We all know someone who has a collection of some items that has special meaning to them. You probably have a friend who loves turtles, for example, and has a shelf full of whimsical turtle statues. Often, men will have sports-related memorabilia tucked into several corners of their home or hunting trophies hanging in their den. While these collections are generally harmless, there are people who compulsively collect “stuff” and have accumulated so much that their possessions have literally taken over their home or yard. When a person’s life begins to be so affected by their items that they can no longer safely live in their home or they aren’t able to give up even a tiny portion of their collection, they’ve crossed over into the realm of hoarding.
A hoarder is defined by the American Psychiatric Association as a person who “excessively saves items that others may view as worthless and has persistent difficulty getting rid of or parting with possessions, leading to clutter that disrupts their ability to use their living or work spaces.” This isn’t to say that someone is a hoarder simply because they have an assortment of specific items like model cars: collectors focus on something specific and will often display them or organize them somehow. When people hoard items, however, they generally save random, unrelated items and store them haphazardly.
In most cases, a hoarder saves things that they feel:
- they may need in the future
- are/will be valuable
- have sentimental value
- make them feel safer when they are surrounded by the things they save

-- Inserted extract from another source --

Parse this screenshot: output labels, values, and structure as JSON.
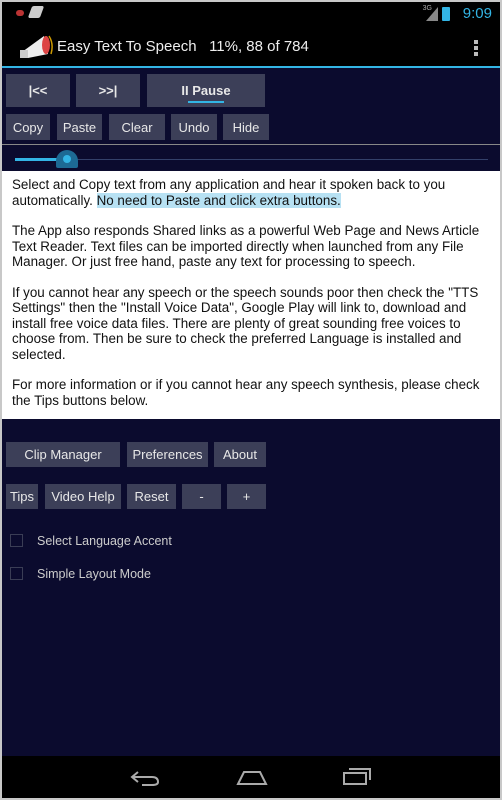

The APA says those with the condition – and their families – suffer negative social, emotional and physical effects to the point where there is a disruption of normal life. People who hoard, however, often don’t see the problem: many will live in unsafe and unsanitary conditions in order to maintain and add to their collection of items.
Hoarding symptoms may include some or all of the following:
- A persistent inability to part with any possession, regardless of its value or ability to be used
- Feeling excessive discomfort if others touch or borrow items or distress at the idea of losing an item or getting rid of it
- Inability to use an area of the home for its intended purpose (for example, being unable to cook in the kitchen or use the bathroom to bathe)
- Keeping stacks of newspapers, magazines or junk mail
- Allowing trash or food to build up to unusually excessive, unsanitary levels
- Limited or no social interaction
- Difficulty organizing items, sometimes losing important items in the clutter
- Difficulty managing daily activities because of procrastination and trouble making decisions
- Moving items from one pile to another, without discarding anything
- Shame or embarrassment
Are Hoarding and OCD Related?
Hoarding has long been thought to be a form of OCD or Obsessive Compulsive Disorder because of the victim’s fixation on their items. Often, it can be traumatic for them to discard even one or two items because of their strong need to save things.
Recently, however, some researchers have come to believe that hoarding disorder isn’t the same for all people: they think hoarding may be related to ADHD and/or dementia in certain people.
Treatment of hoarding disorder can be challenging because many people either don’t recognize the negative impact that hoarding has on their lives or they don’t believe they need treatment. When they do seek out a therapist, hoarding therapy generally follows a similar path as treatment for OCD. Often, the most effective means is a combination of medication and therapy.
Cognitive Behavior Therapy is used to help the person become aware of their thoughts, emotions, and beliefs about their hoarding and help them identify and challenge inaccurate thinking. Certain anti-depressants have been found to be effective in treating the disorder. Frequently, family or group therapy is encouraged. Over time, the need to hoard can be overcome and learning to take small steps can lead to big changes.
We Can Help!
If you or a loved one has symptoms of hoarding disorder, talk with a doctor or mental health provider as soon as possible. Additionally, some communities have agencies that help with hoarding problems. Check with your local or county government for resources in your area.
For more information or to talk to a mental health professional about hoarding, contact Dr. Rosen or call The Center for Treatment of Anxiety and Mood Disorders in Delray Beach, Florida at 561-496-1094.